## [Provided information]
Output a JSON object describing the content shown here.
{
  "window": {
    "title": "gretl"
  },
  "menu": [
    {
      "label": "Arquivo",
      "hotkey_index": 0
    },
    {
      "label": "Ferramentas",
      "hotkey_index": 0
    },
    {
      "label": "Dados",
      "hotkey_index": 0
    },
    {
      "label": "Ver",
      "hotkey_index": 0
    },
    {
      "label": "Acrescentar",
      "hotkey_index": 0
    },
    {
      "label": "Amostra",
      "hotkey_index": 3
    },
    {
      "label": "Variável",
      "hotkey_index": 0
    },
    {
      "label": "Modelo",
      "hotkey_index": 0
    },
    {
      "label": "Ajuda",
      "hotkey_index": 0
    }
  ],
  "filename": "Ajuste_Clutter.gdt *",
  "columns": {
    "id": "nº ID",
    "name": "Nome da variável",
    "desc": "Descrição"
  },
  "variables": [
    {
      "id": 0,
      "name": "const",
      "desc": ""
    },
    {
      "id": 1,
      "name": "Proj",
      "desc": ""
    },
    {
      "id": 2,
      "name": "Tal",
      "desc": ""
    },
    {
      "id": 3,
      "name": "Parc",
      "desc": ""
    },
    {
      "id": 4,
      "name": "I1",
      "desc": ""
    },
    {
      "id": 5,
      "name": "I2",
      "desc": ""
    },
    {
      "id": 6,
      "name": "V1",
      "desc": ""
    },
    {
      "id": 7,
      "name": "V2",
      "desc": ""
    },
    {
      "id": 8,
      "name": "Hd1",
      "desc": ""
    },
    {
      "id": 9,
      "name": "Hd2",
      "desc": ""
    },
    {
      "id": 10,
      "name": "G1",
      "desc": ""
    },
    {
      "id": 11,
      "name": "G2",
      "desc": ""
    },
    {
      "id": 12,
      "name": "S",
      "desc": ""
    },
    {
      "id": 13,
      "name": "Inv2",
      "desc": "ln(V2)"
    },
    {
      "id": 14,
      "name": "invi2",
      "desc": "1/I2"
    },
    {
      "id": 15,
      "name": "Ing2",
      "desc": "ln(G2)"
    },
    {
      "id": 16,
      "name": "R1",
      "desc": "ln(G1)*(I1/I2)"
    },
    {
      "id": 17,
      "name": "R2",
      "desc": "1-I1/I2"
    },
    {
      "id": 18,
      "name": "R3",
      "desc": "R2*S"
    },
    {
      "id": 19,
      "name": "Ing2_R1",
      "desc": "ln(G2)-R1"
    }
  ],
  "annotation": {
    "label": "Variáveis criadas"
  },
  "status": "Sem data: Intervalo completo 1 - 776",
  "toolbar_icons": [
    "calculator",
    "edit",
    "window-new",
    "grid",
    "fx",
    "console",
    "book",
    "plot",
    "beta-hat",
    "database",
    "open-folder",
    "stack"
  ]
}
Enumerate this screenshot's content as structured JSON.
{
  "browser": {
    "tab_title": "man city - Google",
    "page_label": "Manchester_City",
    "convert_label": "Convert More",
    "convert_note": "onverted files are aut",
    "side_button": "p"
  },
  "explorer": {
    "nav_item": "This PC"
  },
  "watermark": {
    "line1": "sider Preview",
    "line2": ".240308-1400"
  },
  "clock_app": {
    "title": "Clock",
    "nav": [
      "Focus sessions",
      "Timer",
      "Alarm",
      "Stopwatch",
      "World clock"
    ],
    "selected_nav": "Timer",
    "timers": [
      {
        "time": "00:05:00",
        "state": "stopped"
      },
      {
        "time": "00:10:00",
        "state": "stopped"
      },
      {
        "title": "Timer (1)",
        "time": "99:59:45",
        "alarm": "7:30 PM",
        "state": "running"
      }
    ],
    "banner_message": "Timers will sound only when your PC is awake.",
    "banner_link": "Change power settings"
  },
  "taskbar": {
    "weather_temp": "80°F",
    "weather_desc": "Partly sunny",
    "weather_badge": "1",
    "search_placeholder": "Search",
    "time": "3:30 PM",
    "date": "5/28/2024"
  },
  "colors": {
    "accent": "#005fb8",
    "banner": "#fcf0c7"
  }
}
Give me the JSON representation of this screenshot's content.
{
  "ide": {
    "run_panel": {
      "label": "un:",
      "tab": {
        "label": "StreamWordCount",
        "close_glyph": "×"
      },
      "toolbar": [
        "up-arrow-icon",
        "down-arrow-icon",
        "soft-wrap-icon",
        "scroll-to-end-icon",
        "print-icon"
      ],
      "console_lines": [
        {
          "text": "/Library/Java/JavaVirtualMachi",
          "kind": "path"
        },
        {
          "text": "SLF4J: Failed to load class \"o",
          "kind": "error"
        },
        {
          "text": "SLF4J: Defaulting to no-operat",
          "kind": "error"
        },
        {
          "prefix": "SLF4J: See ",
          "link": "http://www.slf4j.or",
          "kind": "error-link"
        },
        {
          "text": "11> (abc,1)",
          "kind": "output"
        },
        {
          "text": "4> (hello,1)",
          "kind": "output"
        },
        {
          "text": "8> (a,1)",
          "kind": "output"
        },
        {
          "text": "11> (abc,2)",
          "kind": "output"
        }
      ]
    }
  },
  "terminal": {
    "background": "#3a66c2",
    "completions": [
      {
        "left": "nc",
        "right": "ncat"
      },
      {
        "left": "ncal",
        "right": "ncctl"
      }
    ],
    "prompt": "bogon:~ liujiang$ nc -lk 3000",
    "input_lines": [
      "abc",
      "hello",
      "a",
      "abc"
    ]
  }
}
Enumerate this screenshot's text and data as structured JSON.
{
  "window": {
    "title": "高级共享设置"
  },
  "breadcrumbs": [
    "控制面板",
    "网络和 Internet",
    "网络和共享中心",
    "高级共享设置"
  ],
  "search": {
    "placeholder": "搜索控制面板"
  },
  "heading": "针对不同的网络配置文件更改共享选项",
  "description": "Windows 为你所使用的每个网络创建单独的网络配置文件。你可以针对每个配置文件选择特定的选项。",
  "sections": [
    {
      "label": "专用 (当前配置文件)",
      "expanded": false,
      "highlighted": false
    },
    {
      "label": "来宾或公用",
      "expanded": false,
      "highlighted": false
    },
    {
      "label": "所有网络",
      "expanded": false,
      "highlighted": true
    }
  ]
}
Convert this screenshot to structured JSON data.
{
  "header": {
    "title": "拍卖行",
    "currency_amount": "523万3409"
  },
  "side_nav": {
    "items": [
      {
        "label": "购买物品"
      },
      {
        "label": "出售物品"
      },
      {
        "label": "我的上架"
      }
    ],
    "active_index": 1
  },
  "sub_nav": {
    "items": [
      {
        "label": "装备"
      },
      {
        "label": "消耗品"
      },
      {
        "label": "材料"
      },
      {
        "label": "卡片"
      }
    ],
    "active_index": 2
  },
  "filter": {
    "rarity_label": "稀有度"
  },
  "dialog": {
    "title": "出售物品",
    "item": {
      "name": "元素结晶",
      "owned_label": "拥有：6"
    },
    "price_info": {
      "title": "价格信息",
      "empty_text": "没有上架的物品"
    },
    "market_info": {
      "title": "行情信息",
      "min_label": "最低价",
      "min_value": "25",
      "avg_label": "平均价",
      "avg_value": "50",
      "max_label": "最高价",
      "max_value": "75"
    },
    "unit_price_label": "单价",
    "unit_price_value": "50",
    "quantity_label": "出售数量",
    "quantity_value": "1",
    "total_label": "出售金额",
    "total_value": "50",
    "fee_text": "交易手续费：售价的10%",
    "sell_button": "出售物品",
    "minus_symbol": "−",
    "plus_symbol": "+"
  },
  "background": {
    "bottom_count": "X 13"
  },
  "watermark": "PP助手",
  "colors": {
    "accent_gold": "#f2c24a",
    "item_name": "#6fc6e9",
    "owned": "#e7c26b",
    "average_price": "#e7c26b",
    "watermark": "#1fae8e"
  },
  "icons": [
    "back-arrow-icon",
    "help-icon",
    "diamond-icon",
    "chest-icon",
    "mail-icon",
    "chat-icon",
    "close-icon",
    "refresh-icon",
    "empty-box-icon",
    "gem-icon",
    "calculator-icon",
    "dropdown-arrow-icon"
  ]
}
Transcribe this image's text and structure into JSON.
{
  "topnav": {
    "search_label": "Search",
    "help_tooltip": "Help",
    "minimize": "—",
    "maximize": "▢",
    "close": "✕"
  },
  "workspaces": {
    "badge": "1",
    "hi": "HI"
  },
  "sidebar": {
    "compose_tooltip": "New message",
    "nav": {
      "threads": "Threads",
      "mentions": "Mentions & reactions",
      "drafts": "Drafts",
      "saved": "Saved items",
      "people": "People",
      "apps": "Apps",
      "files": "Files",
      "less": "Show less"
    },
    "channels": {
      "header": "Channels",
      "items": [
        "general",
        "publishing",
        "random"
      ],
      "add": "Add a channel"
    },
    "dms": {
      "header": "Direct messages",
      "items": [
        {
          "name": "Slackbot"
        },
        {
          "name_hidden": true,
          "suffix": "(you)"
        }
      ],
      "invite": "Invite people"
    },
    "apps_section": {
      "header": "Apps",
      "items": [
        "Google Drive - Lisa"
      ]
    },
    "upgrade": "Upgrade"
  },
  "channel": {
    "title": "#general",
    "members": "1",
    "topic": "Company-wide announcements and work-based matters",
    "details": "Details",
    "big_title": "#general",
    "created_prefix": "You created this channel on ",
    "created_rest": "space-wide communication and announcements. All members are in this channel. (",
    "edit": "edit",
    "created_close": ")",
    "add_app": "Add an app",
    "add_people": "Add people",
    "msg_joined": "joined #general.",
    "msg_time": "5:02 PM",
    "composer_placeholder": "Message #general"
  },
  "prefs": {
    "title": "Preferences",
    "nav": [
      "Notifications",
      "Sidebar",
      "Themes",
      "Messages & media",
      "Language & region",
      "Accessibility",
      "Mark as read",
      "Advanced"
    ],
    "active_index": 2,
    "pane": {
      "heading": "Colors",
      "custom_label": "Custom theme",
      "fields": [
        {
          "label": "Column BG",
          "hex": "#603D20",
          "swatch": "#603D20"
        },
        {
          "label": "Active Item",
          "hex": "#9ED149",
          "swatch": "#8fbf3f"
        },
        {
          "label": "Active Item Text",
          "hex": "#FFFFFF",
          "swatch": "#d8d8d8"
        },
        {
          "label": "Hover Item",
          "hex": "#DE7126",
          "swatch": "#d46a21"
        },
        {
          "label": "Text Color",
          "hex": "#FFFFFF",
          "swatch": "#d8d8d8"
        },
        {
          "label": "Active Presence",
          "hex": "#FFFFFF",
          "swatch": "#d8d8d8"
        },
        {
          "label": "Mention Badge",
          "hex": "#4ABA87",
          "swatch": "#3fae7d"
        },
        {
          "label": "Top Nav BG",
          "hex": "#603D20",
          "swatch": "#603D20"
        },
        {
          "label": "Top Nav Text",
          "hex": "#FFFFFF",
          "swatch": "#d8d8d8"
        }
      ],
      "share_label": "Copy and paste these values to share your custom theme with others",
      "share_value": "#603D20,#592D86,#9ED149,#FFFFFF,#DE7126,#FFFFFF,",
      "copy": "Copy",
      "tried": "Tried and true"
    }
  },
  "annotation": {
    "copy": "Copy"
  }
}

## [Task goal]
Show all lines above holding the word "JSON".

## [Response]
Output a JSON object describing the content shown here.
Enumerate this screenshot's content as structured JSON.
Give me the JSON representation of this screenshot's content.
Enumerate this screenshot's text and data as structured JSON.
Convert this screenshot to structured JSON data.
Transcribe this image's text and structure into JSON.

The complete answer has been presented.